Terlep v. Brinkman Corp (Fed. Cir. 2005).
Stephen Terlep sued Brinkman, Wal-Mart, and Home Depot for infringement of his patent directed to an omni-directional LED. After construing the claims, the Arkansas federal court granted summary judgment of noninfringement based on the accused products failure to have a “clear plastic tubular holder” as claimed.
On appeal, the Federal Circuit affirmed, finding that the court’s claim construction methods were appropriate under Phillips v. AWH.
In Phillips, the CAFC determined that the specification of a patent is “always highly relevant to the claim construction analysis. Usually, it is dispositive.”
To apply Phillips, the court analyzed each use of the term “clear” in the claims, specification, and prosecution and came to the conclusion that the district court had appropriately excluded “translucent” from the term’s definition.

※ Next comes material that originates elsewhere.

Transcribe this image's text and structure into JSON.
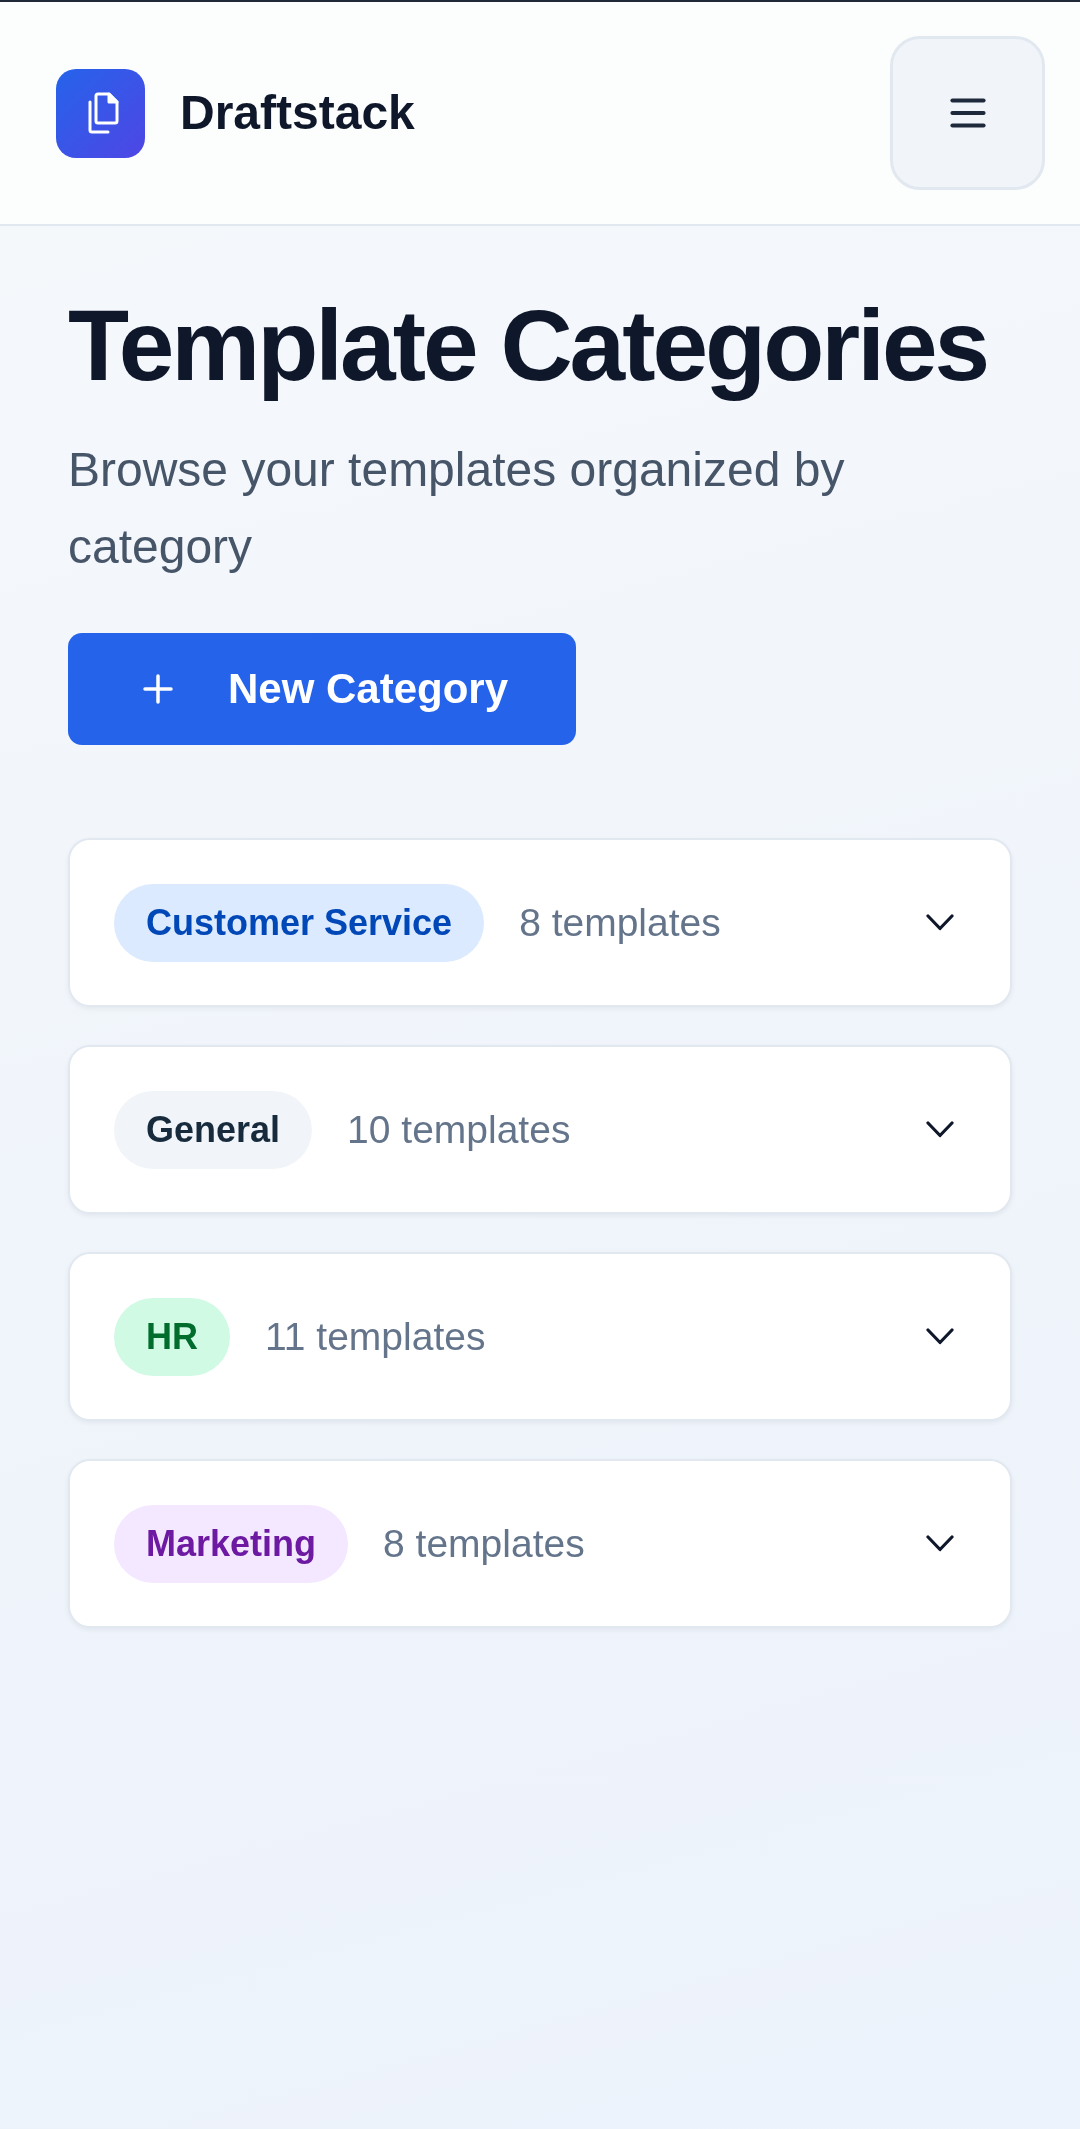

Dictionaries: The CAFC went on to find that the district court’s use of dictionary definitions to support its finding from the written description was an appropriate use of the extrinsic evidence.